(INSTRUCTIONS TO FOLLOW): Could you output the entries that follow exactly, omitting any pictures they contain?

(INPUT MATERIAL):
"""
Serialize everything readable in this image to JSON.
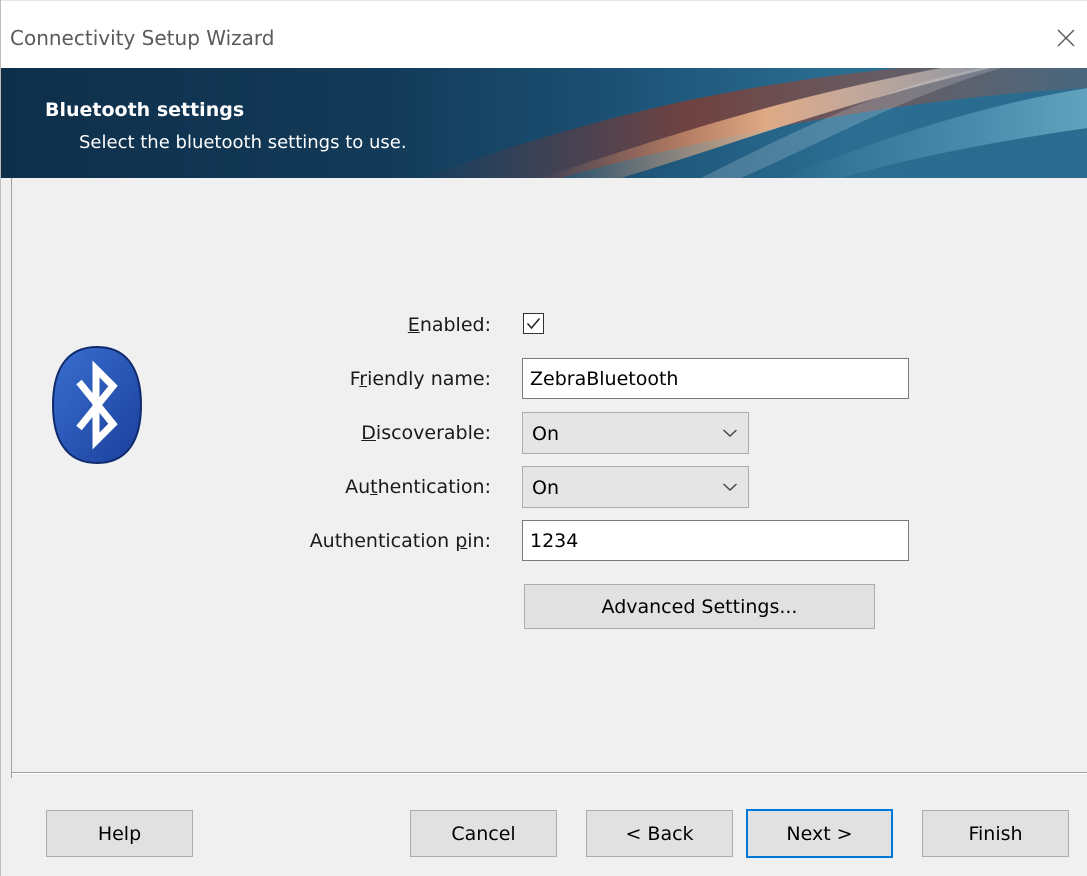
{
  "window": {
    "title": "Connectivity Setup Wizard"
  },
  "banner": {
    "title": "Bluetooth settings",
    "subtitle": "Select the bluetooth settings to use."
  },
  "form": {
    "enabled": {
      "label_pre": "",
      "label_acc": "E",
      "label_post": "nabled:",
      "checked": true
    },
    "friendly_name": {
      "label_pre": "F",
      "label_acc": "r",
      "label_post": "iendly name:",
      "value": "ZebraBluetooth"
    },
    "discoverable": {
      "label_pre": "",
      "label_acc": "D",
      "label_post": "iscoverable:",
      "value": "On"
    },
    "authentication": {
      "label_pre": "Au",
      "label_acc": "t",
      "label_post": "hentication:",
      "value": "On"
    },
    "authentication_pin": {
      "label_pre": "Authentication ",
      "label_acc": "p",
      "label_post": "in:",
      "value": "1234"
    },
    "advanced_label": "Advanced Settings..."
  },
  "footer": {
    "help_label": "Help",
    "cancel_label": "Cancel",
    "back_label": "< Back",
    "next_label": "Next >",
    "finish_label": "Finish"
  },
  "icons": {
    "close": "close-icon",
    "bluetooth": "bluetooth-icon",
    "check": "checkmark-icon",
    "chevron": "chevron-down-icon"
  },
  "colors": {
    "banner_dark": "#0e2f4a",
    "banner_accent": "#2b6e92",
    "focus_border": "#0078d7",
    "bluetooth_blue": "#1d4fb0"
  }
}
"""
(THE ANSWER):
Serialize everything readable in this image to JSON.
{
  "window": {
    "title": "Connectivity Setup Wizard"
  },
  "banner": {
    "title": "Bluetooth settings",
    "subtitle": "Select the bluetooth settings to use."
  },
  "form": {
    "enabled": {
      "label_pre": "",
      "label_acc": "E",
      "label_post": "nabled:",
      "checked": true
    },
    "friendly_name": {
      "label_pre": "F",
      "label_acc": "r",
      "label_post": "iendly name:",
      "value": "ZebraBluetooth"
    },
    "discoverable": {
      "label_pre": "",
      "label_acc": "D",
      "label_post": "iscoverable:",
      "value": "On"
    },
    "authentication": {
      "label_pre": "Au",
      "label_acc": "t",
      "label_post": "hentication:",
      "value": "On"
    },
    "authentication_pin": {
      "label_pre": "Authentication ",
      "label_acc": "p",
      "label_post": "in:",
      "value": "1234"
    },
    "advanced_label": "Advanced Settings..."
  },
  "footer": {
    "help_label": "Help",
    "cancel_label": "Cancel",
    "back_label": "< Back",
    "next_label": "Next >",
    "finish_label": "Finish"
  },
  "icons": {
    "close": "close-icon",
    "bluetooth": "bluetooth-icon",
    "check": "checkmark-icon",
    "chevron": "chevron-down-icon"
  },
  "colors": {
    "banner_dark": "#0e2f4a",
    "banner_accent": "#2b6e92",
    "focus_border": "#0078d7",
    "bluetooth_blue": "#1d4fb0"
  }
}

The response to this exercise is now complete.